• **Your task**: In the records that follow, count the lines where the string "name" appears, and give the count with nothing added.

• **Information shown**:
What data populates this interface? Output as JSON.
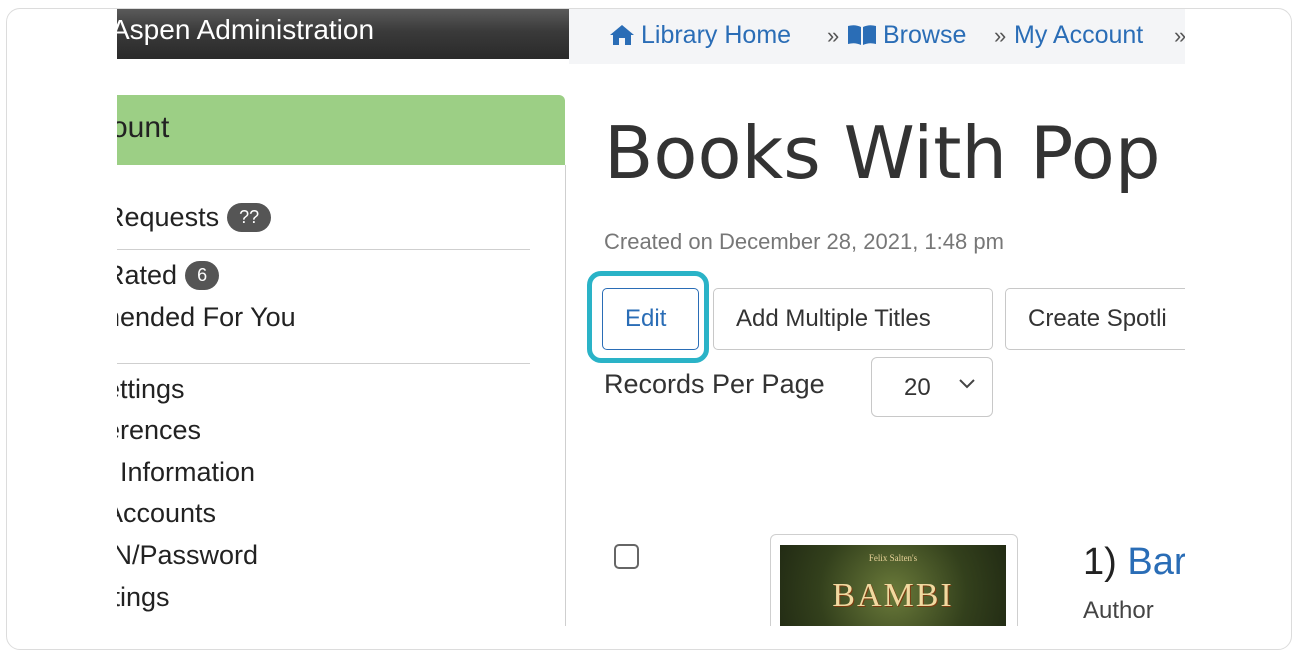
{
  "admin_bar": {
    "title": "Aspen Administration"
  },
  "breadcrumb": {
    "items": [
      {
        "label": "Library Home",
        "icon": "home-icon"
      },
      {
        "label": "Browse",
        "icon": "book-icon"
      },
      {
        "label": "My Account"
      }
    ],
    "separator": "»"
  },
  "sidebar": {
    "header": "ount",
    "items": [
      {
        "label": "Requests",
        "badge": "??"
      },
      {
        "label": "Rated",
        "badge": "6"
      },
      {
        "label": "nended For You"
      },
      {
        "label": "ettings"
      },
      {
        "label": "erences"
      },
      {
        "label": ": Information"
      },
      {
        "label": "Accounts"
      },
      {
        "label": "IN/Password"
      },
      {
        "label": "ttings"
      }
    ]
  },
  "main": {
    "title": "Books With Pop",
    "created": "Created on December 28, 2021, 1:48 pm",
    "buttons": {
      "edit": "Edit",
      "add_multiple": "Add Multiple Titles",
      "create_spotlight": "Create Spotli"
    },
    "records_per_page": {
      "label": "Records Per Page",
      "value": "20"
    },
    "results": [
      {
        "number": "1)",
        "title": "Bar",
        "author_label": "Author",
        "cover_text": "BAMBI",
        "cover_author": "Felix Salten's"
      }
    ]
  },
  "colors": {
    "link": "#2a6db6",
    "highlight": "#2ab3c7",
    "sidebar_header": "#9ccf85"
  }
}
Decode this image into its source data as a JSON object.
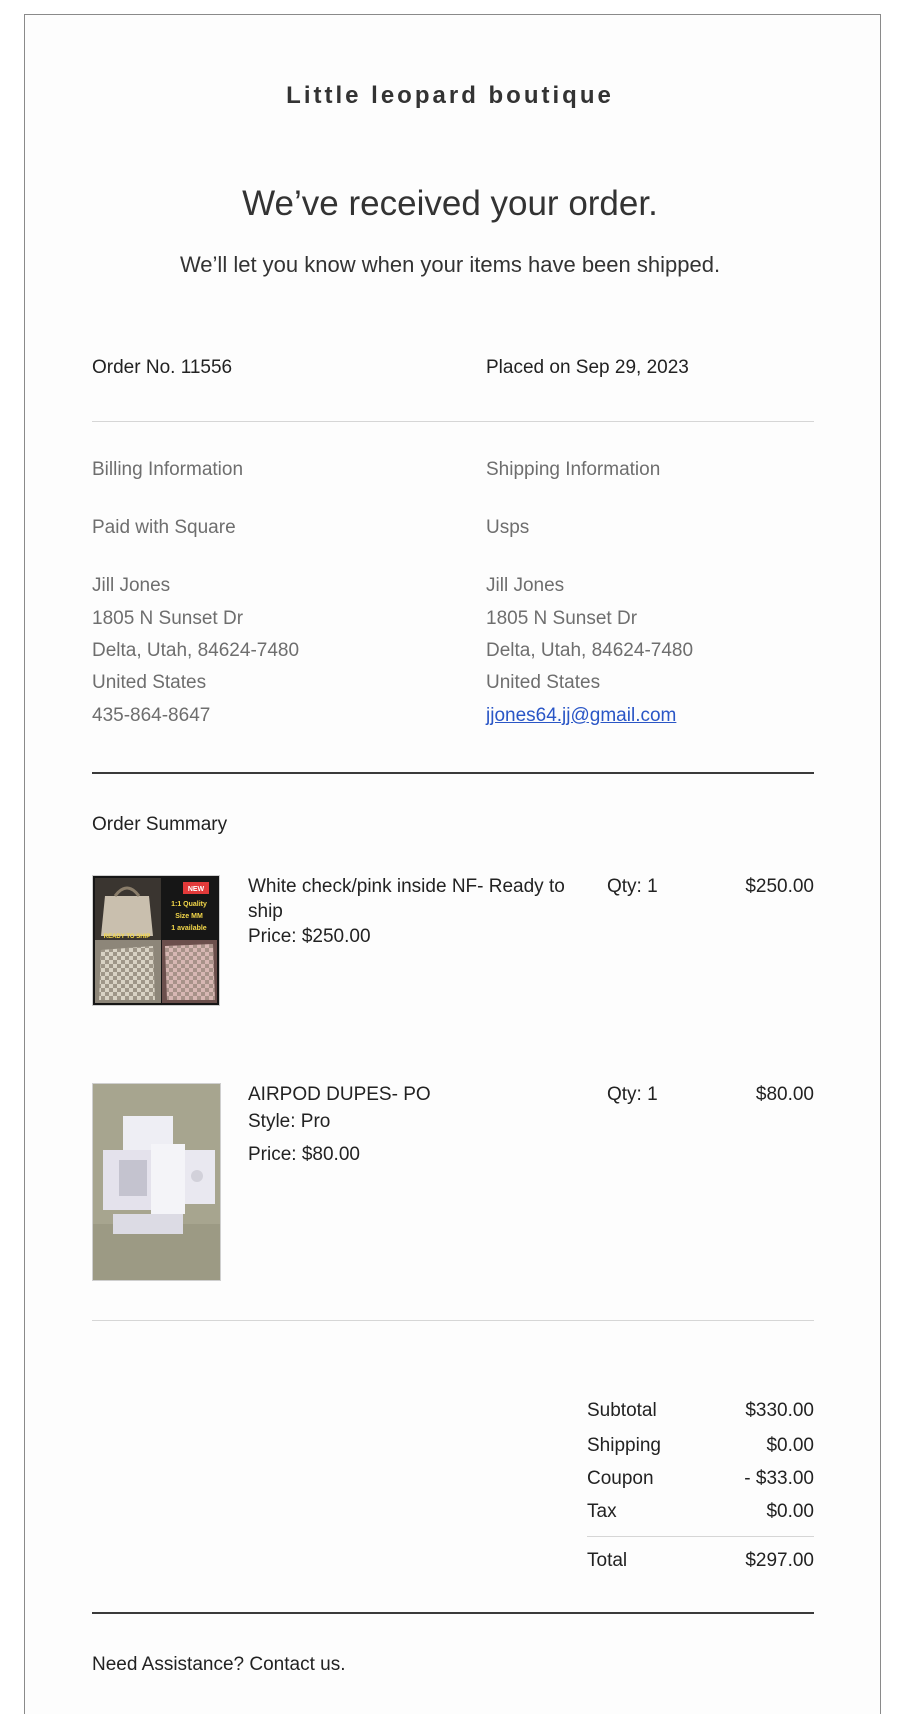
{
  "header": {
    "brand": "Little leopard boutique",
    "headline": "We’ve received your order.",
    "subline": "We’ll let you know when your items have been shipped."
  },
  "order": {
    "number_label": "Order No. 11556",
    "placed_label": "Placed on Sep 29, 2023"
  },
  "billing": {
    "title": "Billing Information",
    "payment": "Paid with Square",
    "name": "Jill Jones",
    "street": "1805 N Sunset Dr",
    "city_line": "Delta, Utah, 84624-7480",
    "country": "United States",
    "phone": "435-864-8647"
  },
  "shipping": {
    "title": "Shipping Information",
    "method": "Usps",
    "name": "Jill Jones",
    "street": "1805 N Sunset Dr",
    "city_line": "Delta, Utah, 84624-7480",
    "country": "United States",
    "email": "jjones64.jj@gmail.com"
  },
  "summary": {
    "title": "Order Summary",
    "items": [
      {
        "name": "White check/pink inside NF- Ready to ship",
        "price_label": "Price: $250.00",
        "qty_label": "Qty: 1",
        "total": "$250.00",
        "thumb_text": [
          "1:1 Quality",
          "Size MM",
          "1 available"
        ],
        "thumb_badge": "NEW",
        "thumb_banner": "READY TO SHIP"
      },
      {
        "name": "AIRPOD DUPES- PO",
        "style_label": "Style: Pro",
        "price_label": "Price: $80.00",
        "qty_label": "Qty: 1",
        "total": "$80.00"
      }
    ]
  },
  "totals": {
    "subtotal_label": "Subtotal",
    "subtotal": "$330.00",
    "shipping_label": "Shipping",
    "shipping": "$0.00",
    "coupon_label": "Coupon",
    "coupon": "- $33.00",
    "tax_label": "Tax",
    "tax": "$0.00",
    "total_label": "Total",
    "total": "$297.00"
  },
  "footer": {
    "assist": "Need Assistance? Contact us."
  },
  "colors": {
    "link": "#2a56c6",
    "muted_text": "#6e6e6e",
    "body_text": "#222222"
  }
}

• **Response below**: 4